WHAT TO PRODUCE: Using the records below, locate all lines containing "this" and return them.

Records contained in a dataset
-- Opening Marker --

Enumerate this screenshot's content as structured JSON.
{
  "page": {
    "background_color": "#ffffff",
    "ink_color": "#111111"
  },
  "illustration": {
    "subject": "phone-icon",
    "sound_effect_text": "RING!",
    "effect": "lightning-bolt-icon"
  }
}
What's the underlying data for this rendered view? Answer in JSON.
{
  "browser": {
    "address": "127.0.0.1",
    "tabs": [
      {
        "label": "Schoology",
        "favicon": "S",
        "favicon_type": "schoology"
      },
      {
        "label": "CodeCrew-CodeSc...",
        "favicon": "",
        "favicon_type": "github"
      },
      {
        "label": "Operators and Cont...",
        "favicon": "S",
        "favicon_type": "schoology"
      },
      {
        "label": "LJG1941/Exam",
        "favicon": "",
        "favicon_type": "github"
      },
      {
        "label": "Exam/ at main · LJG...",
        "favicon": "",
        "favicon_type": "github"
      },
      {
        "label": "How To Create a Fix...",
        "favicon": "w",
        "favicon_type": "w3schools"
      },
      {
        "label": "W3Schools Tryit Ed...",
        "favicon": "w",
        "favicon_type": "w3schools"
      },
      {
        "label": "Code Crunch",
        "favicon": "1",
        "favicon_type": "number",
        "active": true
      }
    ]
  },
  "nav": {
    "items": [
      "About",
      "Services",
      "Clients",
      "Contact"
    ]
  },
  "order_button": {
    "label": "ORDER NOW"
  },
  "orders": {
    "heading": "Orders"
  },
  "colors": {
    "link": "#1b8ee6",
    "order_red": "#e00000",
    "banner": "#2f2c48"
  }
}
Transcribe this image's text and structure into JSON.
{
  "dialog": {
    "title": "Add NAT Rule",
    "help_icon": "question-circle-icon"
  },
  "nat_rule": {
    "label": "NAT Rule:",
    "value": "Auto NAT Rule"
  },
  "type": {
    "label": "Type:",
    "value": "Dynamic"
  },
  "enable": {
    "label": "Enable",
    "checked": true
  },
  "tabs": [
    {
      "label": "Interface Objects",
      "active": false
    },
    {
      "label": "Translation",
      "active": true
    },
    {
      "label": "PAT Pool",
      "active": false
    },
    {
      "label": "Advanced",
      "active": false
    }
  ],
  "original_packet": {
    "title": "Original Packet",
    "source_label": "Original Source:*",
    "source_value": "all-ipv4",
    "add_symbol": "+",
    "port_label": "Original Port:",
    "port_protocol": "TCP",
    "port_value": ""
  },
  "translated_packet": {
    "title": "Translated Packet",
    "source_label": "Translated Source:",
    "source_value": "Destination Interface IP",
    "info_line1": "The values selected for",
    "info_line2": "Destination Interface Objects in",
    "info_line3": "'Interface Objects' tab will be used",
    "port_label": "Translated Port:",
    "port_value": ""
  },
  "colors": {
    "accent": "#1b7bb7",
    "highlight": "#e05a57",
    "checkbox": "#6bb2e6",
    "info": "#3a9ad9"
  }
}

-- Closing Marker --

RESPONSE TO THE TASK:
Enumerate this screenshot's content as structured JSON.
What's the underlying data for this rendered view? Answer in JSON.
Transcribe this image's text and structure into JSON.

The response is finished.